However, it's always advisable to consult with an estate planning attorney or financial advisor in Virginia to ensure that your TOD registrations align with your overall estate planning goals. 

Transfer-on-Death Deeds for Real Estate

Transfer-on-death (TOD) deeds for real estate in Virginia offer a flexible and straightforward method for transferring property upon death, without the hassles of probate court. This legal document allows the property owner to designate one or more beneficiaries to receive the property automatically upon the owner's death.  

Unlike a traditional deed, the TOD deed does not take effect until the owner's death, allowing the owner to retain full control over the property during their lifetime. This means the owner can sell, lease, or mortgage the property as they see fit, without needing consent from the designated beneficiary. 

One major advantage of using a transfer-on-death deed is its simplicity and cost-effectiveness, especially when compared to setting up a living trust. Preparing a TOD deed involves completing a form that specifically meets Virginia's legal requirements, including proper wording and execution in the presence of a notary public.

After it gets signed and notarized, the deed must be recorded with the local county recorder’s office where the property is located.  

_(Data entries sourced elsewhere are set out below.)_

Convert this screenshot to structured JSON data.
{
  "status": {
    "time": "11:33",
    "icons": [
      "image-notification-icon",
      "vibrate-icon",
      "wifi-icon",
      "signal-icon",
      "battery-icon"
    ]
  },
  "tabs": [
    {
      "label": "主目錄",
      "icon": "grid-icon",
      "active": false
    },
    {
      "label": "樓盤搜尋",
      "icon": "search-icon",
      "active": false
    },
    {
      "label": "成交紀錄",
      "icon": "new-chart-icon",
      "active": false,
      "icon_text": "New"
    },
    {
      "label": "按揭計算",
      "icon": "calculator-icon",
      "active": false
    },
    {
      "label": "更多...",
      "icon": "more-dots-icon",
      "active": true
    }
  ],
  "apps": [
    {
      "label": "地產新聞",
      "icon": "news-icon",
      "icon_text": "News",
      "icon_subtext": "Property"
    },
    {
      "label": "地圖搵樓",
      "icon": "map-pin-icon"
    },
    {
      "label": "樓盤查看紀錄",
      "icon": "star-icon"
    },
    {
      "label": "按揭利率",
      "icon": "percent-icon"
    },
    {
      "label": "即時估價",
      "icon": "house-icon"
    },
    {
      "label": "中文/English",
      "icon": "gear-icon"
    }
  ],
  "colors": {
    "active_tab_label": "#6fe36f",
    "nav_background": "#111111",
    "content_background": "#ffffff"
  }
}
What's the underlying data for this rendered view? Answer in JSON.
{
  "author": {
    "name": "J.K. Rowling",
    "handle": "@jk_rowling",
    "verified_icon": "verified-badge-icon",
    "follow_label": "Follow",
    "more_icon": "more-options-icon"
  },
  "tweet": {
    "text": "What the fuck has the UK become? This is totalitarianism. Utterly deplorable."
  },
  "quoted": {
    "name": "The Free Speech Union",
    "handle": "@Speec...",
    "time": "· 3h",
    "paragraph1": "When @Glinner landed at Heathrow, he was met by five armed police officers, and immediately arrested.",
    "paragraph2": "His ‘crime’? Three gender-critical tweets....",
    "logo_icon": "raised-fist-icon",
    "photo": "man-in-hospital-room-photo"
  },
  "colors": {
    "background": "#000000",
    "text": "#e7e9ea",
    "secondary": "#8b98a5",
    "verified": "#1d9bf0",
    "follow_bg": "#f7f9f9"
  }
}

It's important to note that the TOD deed can be revoked or changed at any time before the owner's death, providing a high degree of flexibility for the property owner's changing circumstances or wishes. 

Transfer-on-Death Registration for Vehicles

Virginia also facilitates the transfer of vehicles without the need for probate through the Transfer-on-Death (TOD) registration for vehicles. This provision allows vehicle owners to designate a beneficiary who will inherit the vehicle upon the owner's death, thereby streamlining the process and swerving traditional probate proceedings.  

The TOD registration is a practical and effective estate planning tool for individuals who seek a straightforward method to ensure their vehicles are promptly transferred to their intended heirs, demonstrating the state's commitment to offering flexible solutions for estate planning. 

To take advantage of this option, vehicle owners must complete the required documentation through the Virginia Department of Motor Vehicles (DMV). This involves submitting a form that specifies the beneficiary, along with the standard vehicle registration details.

Upon the owner's death, the designated beneficiary will only need to present the death certificate and the necessary properly completed paperwork to transfer the vehicle into their name.  

This system underlines the importance of thoughtful estate planning by simplifying the transfer of ownership and mitigating the emotional and financial burden placed on the beneficiaries involved.


Avoiding probate is a common consideration in estate planning. If you're looking for professional legal assistance in Virginia, don't hesitate to contact us at John B. Chappell, Attorney at Law in Dinwiddie County. Our team is ready to provide you with the advice and support you need to ensure your estate is managed according to your wishes.